Reviews | Written by Hayden Mears 05/07/2022


Let's get right to it: Thor: Love and Thunder is outstanding. More than anything else, it's a gorgeous, offbeat, and intensely comedic follow-up that feels like an escalation of everything that made Ragnarok such a hit. It works, too! Where Ragnarok felt emotionally hollow and restrained with its humour, Love and Thunder is more fun, more sincere, and less interested in how anyone feels about how bonkers it is. And good GODS this movie is wild.

Ragnarok had more to prove. Taika Waititi's first foray into the MCU needed to overcome two movies' worth of weak writing, underwhelming villains, and rampant self-seriousness. And as a tonal pivot from stodgy action flick to lively superhero comedy, it did just that - with aplomb. Love and Thunder doesn't have that burden. It can frolic unfettered, and frolic it does.

The plot is whatever: Thor (Chris Hemsworth) hitched a ride with the Guardians of the Galaxy after Avengers: Endgame and has been wandering the galaxy since. Meanwhile, his ex-squeeze, Jane Foster (Natalie Portman), is back in the game - this time wielding Mjolnir. Together with Valkyrie (Tessa Thompson), the ex-lovers team up to fight the aptly named Gorr the God Butcher (Christian Bale) before he... yeah, that's all we'll say.

But the story itself isn't what stands out. It's Waititi's writing and direction. One of his gifts as a storyteller is his ability to reshape established characters into caricatures that align with his comedic tastes. With Thor, this was necessary. Gone is the God of Smashing Coffee Mugs at Diners. Banished is the exhausting machismo of the self-proclaimed Strongest Avenger. Here, we see a God of Thunder who's lost, insecure, and vulnerable. He still doesn't have dimension, but he is given more relatable things to do and feel.

“Brevity is the soul of wit” is not a rule Waititi is particularly interested in following. There's nothing elegant, profound, or even overtly smart about Love and Thunder. At least not in the spaces most would look. But Waititi makes small creative choices that reflect his emotional intelligence. A simple but subtle example: Thor's interactions with Stormbreaker are hilarious redirects from what could have been a toxic reaction to Jane wielding Mjolnir. But Waititi knows better and instead frames this dynamic as fertile comedic soil from which bizarre new jokes and ideas can spring.

Portman and Bale are the standouts, the latter flirting with twisted silliness before embracing a much scarier performance. Portman commands the screen in such a way that rightfully sidelines Hemsworth's floundering Avenger. This is, by nearly every account, her movie. She's a better conduit for the film's themes than Hemsworth, partly because the script maintains that Thor is a quippy, well-meaning man-child.

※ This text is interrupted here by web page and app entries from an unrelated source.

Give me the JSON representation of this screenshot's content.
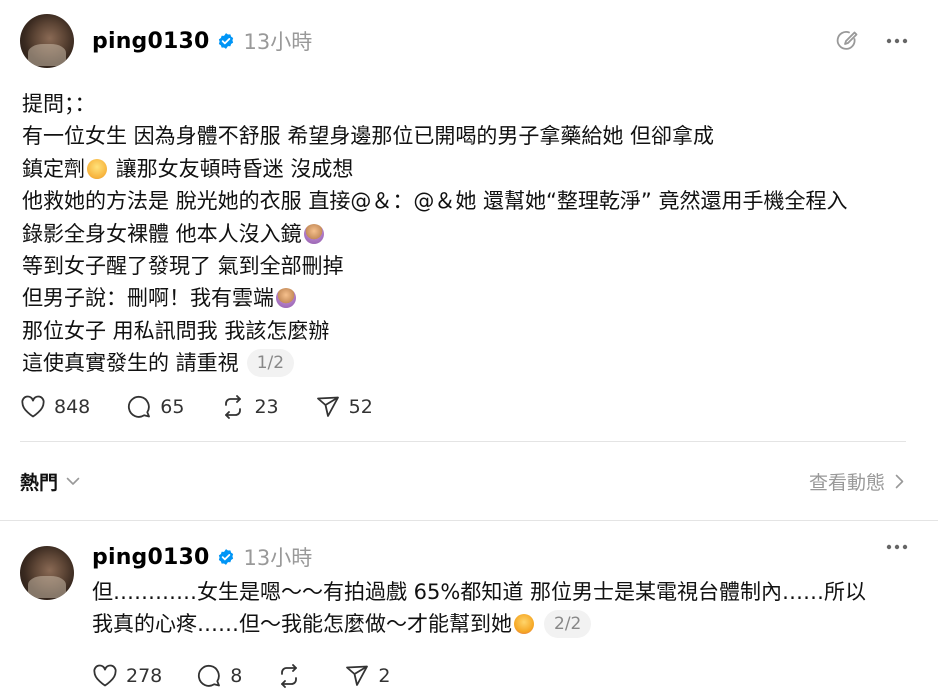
{
  "post1": {
    "username": "ping0130",
    "time": "13小時",
    "lines": [
      "提問；：",
      "有一位女生 因為身體不舒服 希望身邊那位已開喝的男子拿藥給她 但卻拿成",
      "鎮定劑",
      " 讓那女友頓時昏迷 沒成想",
      "他救她的方法是 脫光她的衣服 直接@＆：@＆她 還幫她“整理乾淨” 竟然還用手機全程入",
      "錄影全身女裸體 他本人沒入鏡",
      "等到女子醒了發現了 氣到全部刪掉",
      "但男子說：刪啊！我有雲端",
      "那位女子 用私訊問我 我該怎麼辦",
      "這使真實發生的 請重視"
    ],
    "page_indicator": "1/2",
    "likes": "848",
    "comments": "65",
    "reposts": "23",
    "shares": "52"
  },
  "sort": {
    "label": "熱門",
    "activity_label": "查看動態"
  },
  "post2": {
    "username": "ping0130",
    "time": "13小時",
    "lines": [
      "但…………女生是嗯～～有拍過戲 65%都知道 那位男士是某電視台體制內……所以",
      "我真的心疼……但～我能怎麼做～才能幫到她"
    ],
    "page_indicator": "2/2",
    "likes": "278",
    "comments": "8",
    "reposts": "",
    "shares": "2"
  },
  "icons": {
    "verified": "verified-badge-icon",
    "edit": "edit-pen-icon",
    "more": "more-dots-icon",
    "like": "heart-icon",
    "comment": "comment-bubble-icon",
    "repost": "repost-icon",
    "share": "send-icon",
    "chevron_down": "chevron-down-icon",
    "chevron_right": "chevron-right-icon"
  },
  "colors": {
    "verified_blue": "#0095f6",
    "muted_text": "#999999",
    "divider": "#e4e4e4"
  }
}
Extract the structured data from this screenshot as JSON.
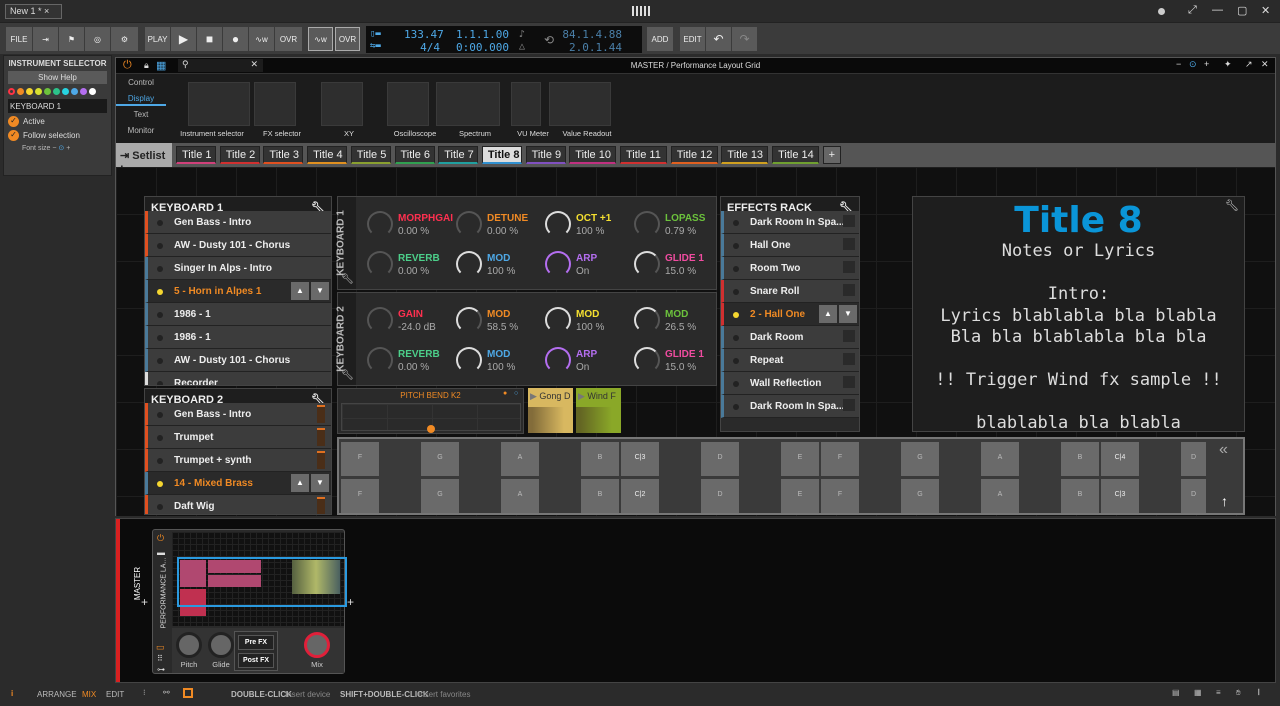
{
  "topbar": {
    "tab": "New 1 *",
    "tab_close": "×",
    "win": {
      "fullscreen": "⤢",
      "minimize": "—",
      "maximize": "▢",
      "close": "✕"
    }
  },
  "toolbar": {
    "file": "FILE",
    "play_menu": "PLAY",
    "ovr1": "OVR",
    "ovr2": "OVR",
    "add": "ADD",
    "edit": "EDIT",
    "tempo": "133.47",
    "signature": "4/4",
    "position": "1.1.1.00",
    "time": "0:00.000",
    "loop_start": "84.1.4.88",
    "loop_length": "2.0.1.44"
  },
  "left": {
    "title": "INSTRUMENT SELECTOR",
    "help": "Show Help",
    "colors": [
      "#ff3344",
      "#f08a24",
      "#f5d630",
      "#d8e030",
      "#6cc23c",
      "#2cc28a",
      "#27d3e0",
      "#4ea8e6",
      "#b46ef0",
      "#ffffff"
    ],
    "name": "KEYBOARD 1",
    "active": "Active",
    "follow": "Follow selection",
    "font_size": "Font size"
  },
  "window": {
    "title": "MASTER / Performance Layout Grid",
    "categories": [
      "Control",
      "Display",
      "Text",
      "Monitor"
    ],
    "active_category": "Display",
    "palette": [
      "Instrument selector",
      "FX selector",
      "XY",
      "Oscilloscope",
      "Spectrum",
      "VU Meter",
      "Value Readout"
    ]
  },
  "setlist": {
    "label": "Setlist :",
    "add": "+",
    "selected": 7,
    "tabs": [
      {
        "label": "Title  1",
        "color": "#d0407a"
      },
      {
        "label": "Title  2",
        "color": "#d03030"
      },
      {
        "label": "Title  3",
        "color": "#e05020"
      },
      {
        "label": "Title  4",
        "color": "#e09020"
      },
      {
        "label": "Title  5",
        "color": "#8aa030"
      },
      {
        "label": "Title  6",
        "color": "#30a050"
      },
      {
        "label": "Title  7",
        "color": "#20a0a0"
      },
      {
        "label": "Title  8",
        "color": "#3090d0"
      },
      {
        "label": "Title  9",
        "color": "#8050c0"
      },
      {
        "label": "Title  10",
        "color": "#c03080"
      },
      {
        "label": "Title  11",
        "color": "#d03030"
      },
      {
        "label": "Title  12",
        "color": "#e06020"
      },
      {
        "label": "Title  13",
        "color": "#d0a020"
      },
      {
        "label": "Title  14",
        "color": "#70a030"
      }
    ]
  },
  "keyboard1": {
    "title": "KEYBOARD 1",
    "items": [
      {
        "label": "Gen Bass - Intro",
        "color": "#e05020"
      },
      {
        "label": "AW - Dusty 101 - Chorus",
        "color": "#e05020"
      },
      {
        "label": "Singer In Alps - Intro",
        "color": "#4a7a9a"
      },
      {
        "label": "5 - Horn in Alpes 1",
        "color": "#4a7a9a",
        "selected": true
      },
      {
        "label": "1986 - 1",
        "color": "#4a7a9a"
      },
      {
        "label": "1986 - 1",
        "color": "#4a7a9a"
      },
      {
        "label": "AW - Dusty 101 - Chorus",
        "color": "#4a7a9a"
      },
      {
        "label": "Recorder",
        "color": "#ddd"
      }
    ]
  },
  "keyboard2": {
    "title": "KEYBOARD 2",
    "items": [
      {
        "label": "Gen Bass - Intro",
        "color": "#e05020"
      },
      {
        "label": "Trumpet",
        "color": "#e05020"
      },
      {
        "label": "Trumpet + synth",
        "color": "#e05020"
      },
      {
        "label": "14 - Mixed Brass",
        "color": "#4a7a9a",
        "selected": true
      },
      {
        "label": "Daft Wig",
        "color": "#e05020"
      }
    ]
  },
  "knobs1": {
    "title": "KEYBOARD 1",
    "knobs": [
      {
        "label": "MORPHGAI",
        "value": "0.00 %",
        "color": "#ff3050",
        "level": 0
      },
      {
        "label": "DETUNE",
        "value": "0.00 %",
        "color": "#f08a24",
        "level": 0
      },
      {
        "label": "OCT +1",
        "value": "100 %",
        "color": "#f5e030",
        "level": 1
      },
      {
        "label": "LOPASS",
        "value": "0.79 %",
        "color": "#6cc23c",
        "level": 0.01
      },
      {
        "label": "REVERB",
        "value": "0.00 %",
        "color": "#4ccf8a",
        "level": 0
      },
      {
        "label": "MOD",
        "value": "100 %",
        "color": "#4ea8e6",
        "level": 1
      },
      {
        "label": "ARP",
        "value": "On",
        "color": "#b46ef0",
        "level": 1
      },
      {
        "label": "GLIDE 1",
        "value": "15.0 %",
        "color": "#f04ca0",
        "level": 0.15
      }
    ]
  },
  "knobs2": {
    "title": "KEYBOARD 2",
    "knobs": [
      {
        "label": "GAIN",
        "value": "-24.0 dB",
        "color": "#ff3050",
        "level": 0
      },
      {
        "label": "MOD",
        "value": "58.5 %",
        "color": "#f08a24",
        "level": 0.585
      },
      {
        "label": "MOD",
        "value": "100 %",
        "color": "#f5e030",
        "level": 1
      },
      {
        "label": "MOD",
        "value": "26.5 %",
        "color": "#6cc23c",
        "level": 0.265
      },
      {
        "label": "REVERB",
        "value": "0.00 %",
        "color": "#4ccf8a",
        "level": 0
      },
      {
        "label": "MOD",
        "value": "100 %",
        "color": "#4ea8e6",
        "level": 1
      },
      {
        "label": "ARP",
        "value": "On",
        "color": "#b46ef0",
        "level": 1
      },
      {
        "label": "GLIDE 1",
        "value": "15.0 %",
        "color": "#f04ca0",
        "level": 0.15
      }
    ]
  },
  "pitchbend": {
    "title": "PITCH BEND K2",
    "value": 0.5
  },
  "clips": [
    {
      "label": "Gong D",
      "color": "#d8b860"
    },
    {
      "label": "Wind F",
      "color": "#8aa828"
    }
  ],
  "effects": {
    "title": "EFFECTS RACK",
    "items": [
      {
        "label": "Dark Room In Spa...",
        "color": "#4a7a9a"
      },
      {
        "label": "Hall One",
        "color": "#4a7a9a"
      },
      {
        "label": "Room Two",
        "color": "#4a7a9a"
      },
      {
        "label": "Snare Roll",
        "color": "#d03030"
      },
      {
        "label": "2 - Hall One",
        "color": "#d03030",
        "selected": true
      },
      {
        "label": "Dark Room",
        "color": "#4a7a9a"
      },
      {
        "label": "Repeat",
        "color": "#4a7a9a"
      },
      {
        "label": "Wall Reflection",
        "color": "#4a7a9a"
      },
      {
        "label": "Dark Room In Spa...",
        "color": "#4a7a9a"
      }
    ]
  },
  "lyrics": {
    "title": "Title 8",
    "lines": [
      "Notes or Lyrics",
      "",
      "Intro:",
      "Lyrics blablabla bla blabla",
      "Bla bla blablabla bla bla",
      "",
      "!! Trigger Wind fx sample !!",
      "",
      "blablabla bla blabla"
    ]
  },
  "piano": {
    "rows": [
      [
        "F",
        "",
        "G",
        "",
        "A",
        "",
        "B",
        "C|3",
        "",
        "D",
        "",
        "E",
        "F",
        "",
        "G",
        "",
        "A",
        "",
        "B",
        "C|4",
        "",
        "D"
      ],
      [
        "F",
        "",
        "G",
        "",
        "A",
        "",
        "B",
        "C|2",
        "",
        "D",
        "",
        "E",
        "F",
        "",
        "G",
        "",
        "A",
        "",
        "B",
        "C|3",
        "",
        "D"
      ]
    ],
    "collapse": "«",
    "up": "↑"
  },
  "device": {
    "track": "MASTER",
    "name": "PERFORMANCE LA...",
    "knobs": [
      "Pitch",
      "Glide",
      "Mix"
    ],
    "pre_fx": "Pre FX",
    "post_fx": "Post FX",
    "add": "+"
  },
  "status": {
    "arrange": "ARRANGE",
    "mix": "MIX",
    "edit": "EDIT",
    "hint1_key": "DOUBLE-CLICK",
    "hint1": "Insert device",
    "hint2_key": "SHIFT+DOUBLE-CLICK",
    "hint2": "Insert favorites"
  }
}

But as strange as it so often is, Thor: Love and Thunder isn't interested in your forgiveness or your permission. Waititi took Ragnarok's runaway success as a greenlight for him to go bigger, funnier, and weirder, resulting in a movie that's more 'trademark Taika' than just about anything he’s put out so far!

THOR: LOVE AND THUNDER is released in cinemas on July 8th